>>>
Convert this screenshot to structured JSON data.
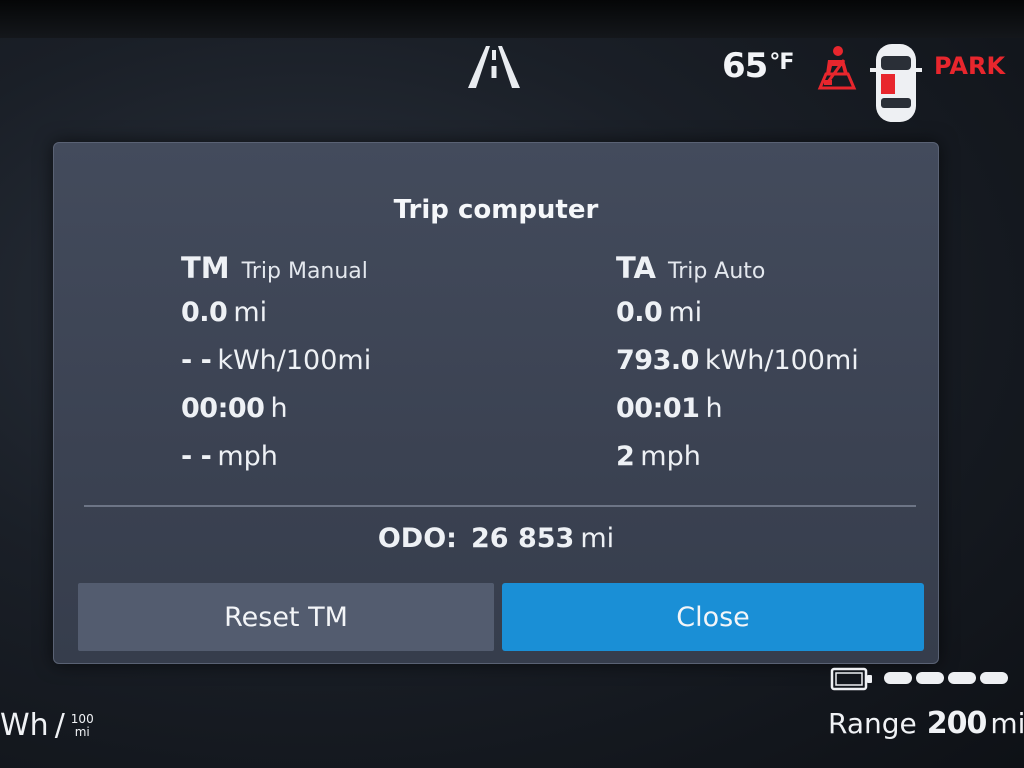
{
  "status_bar": {
    "temperature": "65",
    "temperature_unit": "°F",
    "gear": "PARK",
    "icons": [
      "road-lane-icon",
      "seatbelt-warning-icon",
      "car-top-view-icon"
    ],
    "colors": {
      "warning": "#e8262d"
    }
  },
  "dialog": {
    "title": "Trip computer",
    "trip_manual": {
      "abbr": "TM",
      "label": "Trip Manual",
      "distance": {
        "value": "0.0",
        "unit": "mi"
      },
      "consumption": {
        "value": "- -",
        "unit": "kWh/100mi"
      },
      "time": {
        "value": "00:00",
        "unit": "h"
      },
      "speed": {
        "value": "- -",
        "unit": "mph"
      }
    },
    "trip_auto": {
      "abbr": "TA",
      "label": "Trip Auto",
      "distance": {
        "value": "0.0",
        "unit": "mi"
      },
      "consumption": {
        "value": "793.0",
        "unit": "kWh/100mi"
      },
      "time": {
        "value": "00:01",
        "unit": "h"
      },
      "speed": {
        "value": "2",
        "unit": "mph"
      }
    },
    "odometer": {
      "label": "ODO:",
      "value": "26 853",
      "unit": "mi"
    },
    "buttons": {
      "reset": "Reset TM",
      "close": "Close"
    },
    "colors": {
      "close_button": "#1a8fd6",
      "reset_button": "#535c6f"
    }
  },
  "bottom": {
    "consumption_unit_partial": "Wh",
    "consumption_fraction_top": "100",
    "consumption_fraction_bottom": "mi",
    "range_label": "Range",
    "range_value": "200",
    "range_unit": "mi",
    "icons": [
      "battery-icon"
    ],
    "battery_level": 1.0
  }
}
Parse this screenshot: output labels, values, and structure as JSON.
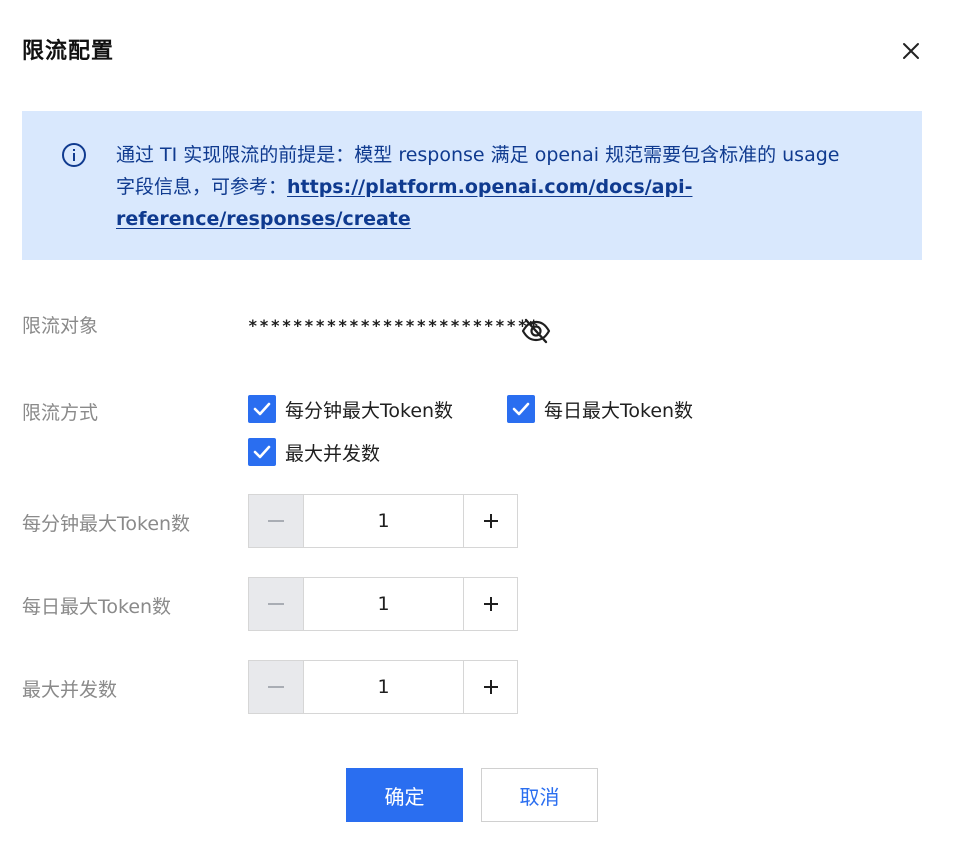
{
  "dialog": {
    "title": "限流配置",
    "close_icon": "close-icon"
  },
  "notice": {
    "icon": "info-icon",
    "text_before_link": "通过 TI 实现限流的前提是：模型 response 满足 openai 规范需要包含标准的 usage 字段信息，可参考：",
    "link": "https://platform.openai.com/docs/api-reference/responses/create"
  },
  "form": {
    "target": {
      "label": "限流对象",
      "masked_value": "**************************",
      "toggle_icon": "eye-off-icon"
    },
    "method": {
      "label": "限流方式",
      "options": [
        {
          "label": "每分钟最大Token数",
          "checked": true
        },
        {
          "label": "每日最大Token数",
          "checked": true
        },
        {
          "label": "最大并发数",
          "checked": true
        }
      ]
    },
    "steppers": [
      {
        "label": "每分钟最大Token数",
        "value": "1"
      },
      {
        "label": "每日最大Token数",
        "value": "1"
      },
      {
        "label": "最大并发数",
        "value": "1"
      }
    ]
  },
  "footer": {
    "ok_label": "确定",
    "cancel_label": "取消"
  },
  "colors": {
    "primary": "#2a6ef0",
    "notice_bg": "#d9e8fd",
    "notice_text": "#0f3a8f",
    "label": "#8a8a8a"
  }
}
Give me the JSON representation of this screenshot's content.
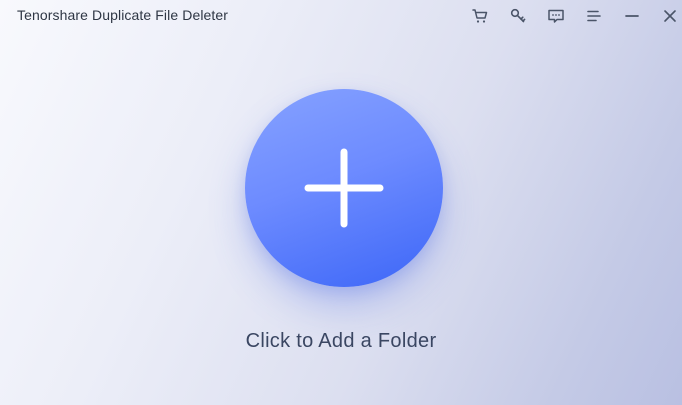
{
  "window": {
    "title": "Tenorshare Duplicate File Deleter"
  },
  "toolbar": {
    "buttons": [
      {
        "icon": "cart-icon"
      },
      {
        "icon": "key-icon"
      },
      {
        "icon": "feedback-icon"
      },
      {
        "icon": "menu-icon"
      },
      {
        "icon": "minimize-icon"
      },
      {
        "icon": "close-icon"
      }
    ]
  },
  "main": {
    "add_label": "Click to Add a Folder",
    "add_icon": "plus-icon"
  },
  "colors": {
    "accent": "#5a7cff",
    "accent_dark": "#3c66f7",
    "text": "#3a4662",
    "icon": "#4a5468"
  }
}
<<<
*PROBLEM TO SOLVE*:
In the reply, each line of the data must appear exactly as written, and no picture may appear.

*FINISHED TASK*:
Convert this screenshot to structured JSON data.
{
  "status_bar": {
    "temperature": "65",
    "temperature_unit": "°F",
    "gear": "PARK",
    "icons": [
      "road-lane-icon",
      "seatbelt-warning-icon",
      "car-top-view-icon"
    ],
    "colors": {
      "warning": "#e8262d"
    }
  },
  "dialog": {
    "title": "Trip computer",
    "trip_manual": {
      "abbr": "TM",
      "label": "Trip Manual",
      "distance": {
        "value": "0.0",
        "unit": "mi"
      },
      "consumption": {
        "value": "- -",
        "unit": "kWh/100mi"
      },
      "time": {
        "value": "00:00",
        "unit": "h"
      },
      "speed": {
        "value": "- -",
        "unit": "mph"
      }
    },
    "trip_auto": {
      "abbr": "TA",
      "label": "Trip Auto",
      "distance": {
        "value": "0.0",
        "unit": "mi"
      },
      "consumption": {
        "value": "793.0",
        "unit": "kWh/100mi"
      },
      "time": {
        "value": "00:01",
        "unit": "h"
      },
      "speed": {
        "value": "2",
        "unit": "mph"
      }
    },
    "odometer": {
      "label": "ODO:",
      "value": "26 853",
      "unit": "mi"
    },
    "buttons": {
      "reset": "Reset TM",
      "close": "Close"
    },
    "colors": {
      "close_button": "#1a8fd6",
      "reset_button": "#535c6f"
    }
  },
  "bottom": {
    "consumption_unit_partial": "Wh",
    "consumption_fraction_top": "100",
    "consumption_fraction_bottom": "mi",
    "range_label": "Range",
    "range_value": "200",
    "range_unit": "mi",
    "icons": [
      "battery-icon"
    ],
    "battery_level": 1.0
  }
}
Parse this screenshot: output labels, values, and structure as JSON.
{
  "dialog": {
    "title": "限流配置",
    "close_icon": "close-icon"
  },
  "notice": {
    "icon": "info-icon",
    "text_before_link": "通过 TI 实现限流的前提是：模型 response 满足 openai 规范需要包含标准的 usage 字段信息，可参考：",
    "link": "https://platform.openai.com/docs/api-reference/responses/create"
  },
  "form": {
    "target": {
      "label": "限流对象",
      "masked_value": "**************************",
      "toggle_icon": "eye-off-icon"
    },
    "method": {
      "label": "限流方式",
      "options": [
        {
          "label": "每分钟最大Token数",
          "checked": true
        },
        {
          "label": "每日最大Token数",
          "checked": true
        },
        {
          "label": "最大并发数",
          "checked": true
        }
      ]
    },
    "steppers": [
      {
        "label": "每分钟最大Token数",
        "value": "1"
      },
      {
        "label": "每日最大Token数",
        "value": "1"
      },
      {
        "label": "最大并发数",
        "value": "1"
      }
    ]
  },
  "footer": {
    "ok_label": "确定",
    "cancel_label": "取消"
  },
  "colors": {
    "primary": "#2a6ef0",
    "notice_bg": "#d9e8fd",
    "notice_text": "#0f3a8f",
    "label": "#8a8a8a"
  }
}
Give me the JSON representation of this screenshot's content.
{
  "window": {
    "title": "Tenorshare Duplicate File Deleter"
  },
  "toolbar": {
    "buttons": [
      {
        "icon": "cart-icon"
      },
      {
        "icon": "key-icon"
      },
      {
        "icon": "feedback-icon"
      },
      {
        "icon": "menu-icon"
      },
      {
        "icon": "minimize-icon"
      },
      {
        "icon": "close-icon"
      }
    ]
  },
  "main": {
    "add_label": "Click to Add a Folder",
    "add_icon": "plus-icon"
  },
  "colors": {
    "accent": "#5a7cff",
    "accent_dark": "#3c66f7",
    "text": "#3a4662",
    "icon": "#4a5468"
  }
}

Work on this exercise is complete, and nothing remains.